Favorite Stories Starring Women: Suicide Squad
|March 20, 2012||Posted by Jess under Comics, Ladytexts|
Women Write About Comics’ “Favorite Stories Starring Women” week, and my exceedingly self-indulgent series of recommendations, continues! Today: Suicide Squad.
John Ostrander’s Suicide Squad ran for 66 issues from 1987 to 1992, with a couple of Ostrander-penned reunions cropping up in more recent years. Made up of supervillains doing time, the rules of the Squad were simple: Go on black ops missions for the US government to work off your sentence. If you obey your superiors – and if you survive, a big “if” where this team is concerned – you eventually walk free. If you step out of line, you get your head blown off, thanks to the chip implanted in it. The whole thing was masterminded and orchestrated by one Amanda Waller, the scariest person in the whole damn DCU.
Amanda Waller was like no one else in comics. She was short, fat, black, middle aged, and female, the mother of five adult kids. She dressed in ugly purple power suits, hair sensibly pulled back. She wasn’t eye candy and she had no superpowers whatsoever.
But she famously made Batman back down the first time they met. She fought mobsters and zombies and gods hand-to-hand, but her real skill was in political skullduggery and plotting brilliant black ops maneuvers: assassinations, extractions, military coups, smoke-and-mirrors cons, the lot.
Ostrander’s Waller is ruthless and unflappable, always one step ahead of everyone else. Yet Ostrander’s triumph is not in making Waller badass, but in making her human. Sure, she’s scary as hell. She’s also, at the end of the day, doing what she believes to be right, whether that’s defying orders or simply surrounding herself with decent people who will keep her from her own worst excesses. Despite the injustices that took her husband and two of her children from her, she loves her country. When she walks through a jungle that brings her demons to life, she sees the faces of dead Squad members, berating her for letting them die.

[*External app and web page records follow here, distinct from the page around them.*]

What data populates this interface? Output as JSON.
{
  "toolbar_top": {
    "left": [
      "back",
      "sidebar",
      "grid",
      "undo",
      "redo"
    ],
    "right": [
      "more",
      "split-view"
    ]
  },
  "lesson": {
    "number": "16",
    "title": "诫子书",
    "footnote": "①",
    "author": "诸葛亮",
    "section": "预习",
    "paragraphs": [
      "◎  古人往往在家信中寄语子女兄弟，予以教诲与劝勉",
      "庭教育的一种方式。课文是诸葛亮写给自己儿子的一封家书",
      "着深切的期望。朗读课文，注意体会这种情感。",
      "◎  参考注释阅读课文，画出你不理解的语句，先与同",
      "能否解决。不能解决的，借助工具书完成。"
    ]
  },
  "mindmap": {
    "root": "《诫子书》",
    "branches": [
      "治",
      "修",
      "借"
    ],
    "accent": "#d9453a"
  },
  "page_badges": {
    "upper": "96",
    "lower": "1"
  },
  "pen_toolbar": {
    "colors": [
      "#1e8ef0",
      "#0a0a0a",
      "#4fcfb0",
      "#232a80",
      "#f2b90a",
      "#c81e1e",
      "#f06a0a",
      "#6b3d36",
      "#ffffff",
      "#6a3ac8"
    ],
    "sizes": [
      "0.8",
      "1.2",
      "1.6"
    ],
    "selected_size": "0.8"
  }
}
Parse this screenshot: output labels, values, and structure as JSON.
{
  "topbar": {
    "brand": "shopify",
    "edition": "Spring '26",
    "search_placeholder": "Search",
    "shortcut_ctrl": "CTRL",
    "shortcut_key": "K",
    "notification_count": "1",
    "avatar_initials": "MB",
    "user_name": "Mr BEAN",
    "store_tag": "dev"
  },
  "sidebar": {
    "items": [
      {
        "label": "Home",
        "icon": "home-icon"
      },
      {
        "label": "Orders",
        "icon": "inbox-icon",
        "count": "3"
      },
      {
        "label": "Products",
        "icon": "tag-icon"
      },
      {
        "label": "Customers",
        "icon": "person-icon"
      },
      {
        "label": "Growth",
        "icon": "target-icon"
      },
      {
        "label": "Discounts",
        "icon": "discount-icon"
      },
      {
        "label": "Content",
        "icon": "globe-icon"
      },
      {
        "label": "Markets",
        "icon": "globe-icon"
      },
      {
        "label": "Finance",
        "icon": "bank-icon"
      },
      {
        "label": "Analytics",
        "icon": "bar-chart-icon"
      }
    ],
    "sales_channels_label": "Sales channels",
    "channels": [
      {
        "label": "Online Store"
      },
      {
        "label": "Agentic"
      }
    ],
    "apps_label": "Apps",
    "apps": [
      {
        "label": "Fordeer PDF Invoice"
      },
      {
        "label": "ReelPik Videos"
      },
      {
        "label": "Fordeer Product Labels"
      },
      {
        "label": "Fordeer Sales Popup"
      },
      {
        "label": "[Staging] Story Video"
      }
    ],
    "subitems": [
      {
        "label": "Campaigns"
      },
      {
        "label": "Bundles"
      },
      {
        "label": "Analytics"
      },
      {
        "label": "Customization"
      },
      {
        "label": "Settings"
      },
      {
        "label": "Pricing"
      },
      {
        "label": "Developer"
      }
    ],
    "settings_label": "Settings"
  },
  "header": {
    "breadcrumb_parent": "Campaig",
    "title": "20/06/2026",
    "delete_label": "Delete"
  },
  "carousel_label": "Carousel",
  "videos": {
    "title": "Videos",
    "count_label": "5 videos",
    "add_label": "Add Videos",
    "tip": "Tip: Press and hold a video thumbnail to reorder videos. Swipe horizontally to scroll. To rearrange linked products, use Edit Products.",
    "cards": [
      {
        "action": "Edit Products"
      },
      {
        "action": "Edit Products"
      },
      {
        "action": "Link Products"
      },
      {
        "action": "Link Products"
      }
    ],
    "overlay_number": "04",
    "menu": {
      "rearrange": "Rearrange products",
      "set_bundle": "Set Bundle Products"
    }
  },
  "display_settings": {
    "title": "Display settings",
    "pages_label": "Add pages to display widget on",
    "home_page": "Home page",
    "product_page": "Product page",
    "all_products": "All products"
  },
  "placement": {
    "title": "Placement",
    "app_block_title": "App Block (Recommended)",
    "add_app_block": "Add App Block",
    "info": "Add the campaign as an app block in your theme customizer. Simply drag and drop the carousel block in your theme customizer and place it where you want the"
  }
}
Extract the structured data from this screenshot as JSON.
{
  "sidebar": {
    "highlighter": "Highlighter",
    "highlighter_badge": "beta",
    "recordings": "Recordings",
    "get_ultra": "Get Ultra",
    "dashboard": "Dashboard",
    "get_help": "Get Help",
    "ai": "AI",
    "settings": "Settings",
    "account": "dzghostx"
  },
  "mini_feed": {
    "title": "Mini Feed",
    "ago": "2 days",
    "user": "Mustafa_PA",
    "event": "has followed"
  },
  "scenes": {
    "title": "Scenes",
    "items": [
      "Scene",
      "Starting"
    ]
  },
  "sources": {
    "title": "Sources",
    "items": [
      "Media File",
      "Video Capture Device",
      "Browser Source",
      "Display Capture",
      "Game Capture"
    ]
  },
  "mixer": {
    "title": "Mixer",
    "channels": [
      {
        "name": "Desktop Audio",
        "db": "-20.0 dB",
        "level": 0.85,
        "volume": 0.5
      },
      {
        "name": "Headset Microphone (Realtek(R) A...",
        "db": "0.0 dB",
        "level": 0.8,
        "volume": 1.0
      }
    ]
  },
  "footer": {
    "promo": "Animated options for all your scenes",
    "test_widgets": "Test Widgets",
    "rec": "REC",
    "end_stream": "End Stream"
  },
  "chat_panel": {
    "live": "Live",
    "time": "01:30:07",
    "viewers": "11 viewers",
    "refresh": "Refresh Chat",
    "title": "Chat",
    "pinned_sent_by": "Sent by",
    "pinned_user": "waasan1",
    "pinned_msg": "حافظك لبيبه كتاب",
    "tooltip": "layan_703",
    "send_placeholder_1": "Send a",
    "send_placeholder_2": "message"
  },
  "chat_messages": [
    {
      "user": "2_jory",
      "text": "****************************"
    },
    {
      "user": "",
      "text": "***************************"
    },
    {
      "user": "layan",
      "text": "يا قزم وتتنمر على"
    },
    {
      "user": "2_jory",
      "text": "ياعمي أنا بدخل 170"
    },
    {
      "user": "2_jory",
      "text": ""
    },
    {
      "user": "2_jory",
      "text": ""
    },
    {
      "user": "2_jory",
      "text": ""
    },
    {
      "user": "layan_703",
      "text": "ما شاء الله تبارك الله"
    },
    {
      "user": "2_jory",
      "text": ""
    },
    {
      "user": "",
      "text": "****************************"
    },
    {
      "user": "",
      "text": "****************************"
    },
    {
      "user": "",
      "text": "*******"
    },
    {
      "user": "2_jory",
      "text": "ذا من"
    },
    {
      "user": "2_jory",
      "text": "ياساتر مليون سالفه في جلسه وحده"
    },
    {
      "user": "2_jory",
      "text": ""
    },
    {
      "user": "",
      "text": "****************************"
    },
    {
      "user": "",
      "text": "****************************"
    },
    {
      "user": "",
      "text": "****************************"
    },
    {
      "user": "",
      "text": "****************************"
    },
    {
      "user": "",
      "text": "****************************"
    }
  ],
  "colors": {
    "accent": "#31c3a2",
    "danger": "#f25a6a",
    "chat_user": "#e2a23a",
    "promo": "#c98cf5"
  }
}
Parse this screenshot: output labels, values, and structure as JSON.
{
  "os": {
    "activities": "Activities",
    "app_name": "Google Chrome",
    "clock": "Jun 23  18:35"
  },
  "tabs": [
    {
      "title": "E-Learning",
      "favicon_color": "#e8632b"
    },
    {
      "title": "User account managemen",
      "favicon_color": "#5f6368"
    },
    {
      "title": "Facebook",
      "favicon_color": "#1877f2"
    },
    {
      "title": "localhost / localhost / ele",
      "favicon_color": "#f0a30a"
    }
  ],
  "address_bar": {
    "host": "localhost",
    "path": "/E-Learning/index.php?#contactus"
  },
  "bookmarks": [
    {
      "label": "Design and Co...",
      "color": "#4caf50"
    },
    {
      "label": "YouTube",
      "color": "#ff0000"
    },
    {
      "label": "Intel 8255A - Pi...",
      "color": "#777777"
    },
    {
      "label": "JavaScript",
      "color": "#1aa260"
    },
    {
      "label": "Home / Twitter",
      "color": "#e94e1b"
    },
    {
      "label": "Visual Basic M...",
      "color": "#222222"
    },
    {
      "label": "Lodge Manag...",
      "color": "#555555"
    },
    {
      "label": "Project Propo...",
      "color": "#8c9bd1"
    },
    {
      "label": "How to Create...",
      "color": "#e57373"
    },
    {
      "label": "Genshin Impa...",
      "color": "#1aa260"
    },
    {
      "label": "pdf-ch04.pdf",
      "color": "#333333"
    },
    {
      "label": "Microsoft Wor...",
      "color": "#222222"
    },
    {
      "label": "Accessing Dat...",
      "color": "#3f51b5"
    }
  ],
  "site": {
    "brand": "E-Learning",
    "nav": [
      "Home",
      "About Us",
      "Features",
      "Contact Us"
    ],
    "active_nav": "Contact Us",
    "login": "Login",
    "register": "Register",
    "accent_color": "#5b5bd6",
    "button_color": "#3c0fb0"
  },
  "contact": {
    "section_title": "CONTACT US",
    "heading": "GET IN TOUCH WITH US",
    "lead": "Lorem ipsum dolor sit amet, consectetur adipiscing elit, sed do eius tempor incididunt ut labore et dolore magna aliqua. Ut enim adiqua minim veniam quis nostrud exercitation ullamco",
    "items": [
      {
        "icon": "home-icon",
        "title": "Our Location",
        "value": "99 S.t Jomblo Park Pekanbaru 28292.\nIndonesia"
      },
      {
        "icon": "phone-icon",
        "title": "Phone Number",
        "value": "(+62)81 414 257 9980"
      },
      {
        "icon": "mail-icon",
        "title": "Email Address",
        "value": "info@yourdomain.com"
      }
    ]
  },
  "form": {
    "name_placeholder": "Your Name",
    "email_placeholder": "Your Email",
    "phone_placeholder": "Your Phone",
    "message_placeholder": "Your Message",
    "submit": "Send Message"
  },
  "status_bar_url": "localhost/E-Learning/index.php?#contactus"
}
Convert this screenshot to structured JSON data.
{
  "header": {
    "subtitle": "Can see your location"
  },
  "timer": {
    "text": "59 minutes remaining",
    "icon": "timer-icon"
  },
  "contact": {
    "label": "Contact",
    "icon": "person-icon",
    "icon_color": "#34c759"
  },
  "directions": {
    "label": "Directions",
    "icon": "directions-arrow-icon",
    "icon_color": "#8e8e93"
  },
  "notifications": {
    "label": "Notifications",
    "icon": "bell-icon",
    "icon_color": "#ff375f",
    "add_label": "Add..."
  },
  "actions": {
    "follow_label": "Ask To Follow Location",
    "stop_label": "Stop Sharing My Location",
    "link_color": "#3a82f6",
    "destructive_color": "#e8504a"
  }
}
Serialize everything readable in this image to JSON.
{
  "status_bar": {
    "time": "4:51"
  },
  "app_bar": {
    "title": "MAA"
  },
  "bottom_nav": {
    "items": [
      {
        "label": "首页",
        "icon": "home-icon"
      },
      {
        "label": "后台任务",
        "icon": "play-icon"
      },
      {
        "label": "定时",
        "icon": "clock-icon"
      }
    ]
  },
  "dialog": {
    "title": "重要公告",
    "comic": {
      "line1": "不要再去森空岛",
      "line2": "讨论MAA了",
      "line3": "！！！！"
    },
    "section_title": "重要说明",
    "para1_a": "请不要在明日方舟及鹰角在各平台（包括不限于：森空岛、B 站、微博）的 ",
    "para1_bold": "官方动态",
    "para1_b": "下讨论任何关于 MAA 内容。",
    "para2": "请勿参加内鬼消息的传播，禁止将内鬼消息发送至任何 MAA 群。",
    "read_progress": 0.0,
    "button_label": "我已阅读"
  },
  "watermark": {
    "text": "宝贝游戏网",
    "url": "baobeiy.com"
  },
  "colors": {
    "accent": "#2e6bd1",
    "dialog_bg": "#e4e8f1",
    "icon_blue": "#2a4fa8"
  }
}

And though she seems on the face of it to be the least nurturing woman in the world, she offers good sound advice to the conflicted heroic members of her team: Vixen, Nightshade, Bronze Tiger. She gives Barbara Gordon, newly-minted as Oracle, the kind of trust and support Babs was still years away from obtaining from Batman. And, in what was one of the most powerful moments of the series for me, she marches into what she knows is a trap to rescue Rick Flagg’s son, the child of a man she believes she failed.
Suicide Squad is worth reading without Waller, if such a thing can be conceived of – the characters are richly complex, the plots nicely twisty, and the Cold War political machinations both dated and relevant. And there are other awesome female characters: long-running members Vixen and Nightshade are two of my favorites, one-off villains were permitted to be just as ruthless or crazy or screwed up as the men, and, as I mentioned above, this is the series that took a forgotten Batgirl and made her the peerless superhacker and information broker Oracle, a role unlike any in comics and stunningly prescient in the days before the internet.1
But Waller is the heart and the Machiavellian brain of the series. She’s the reason that a dark, morally ambiguous book about politics manages to make my list of favorites in a sea of plucky teen girl heroines and humor comics. She’s just that good.
Where to Buy: The first six issues were collected last year in Suicide Squad Volume 1: Trial By Fire, but the trades were unfortunately canceled after that due to low sales. Suicide Squad: From the Ashes collects an Ostrander-penned miniseries by the same name from 2007.
Related Recs: Greg Rucka’s Checkmate features similar superhero-related political skullduggery and covert ops; Gail Simone’s Secret Six is also about morally ambiguous antiheroes wondering whether or not to trust each other. Both feature lots of ladies, diverse casts, brilliant writing, gorgeous art – oh, and Amanda Waller. Highly recommended. (The less said about Keith Giffen’s 2001 Suicide Squad or the current series – with new Slim ‘n’ Sexy Amanda – the better.)
- Not that I’m bitter. ↩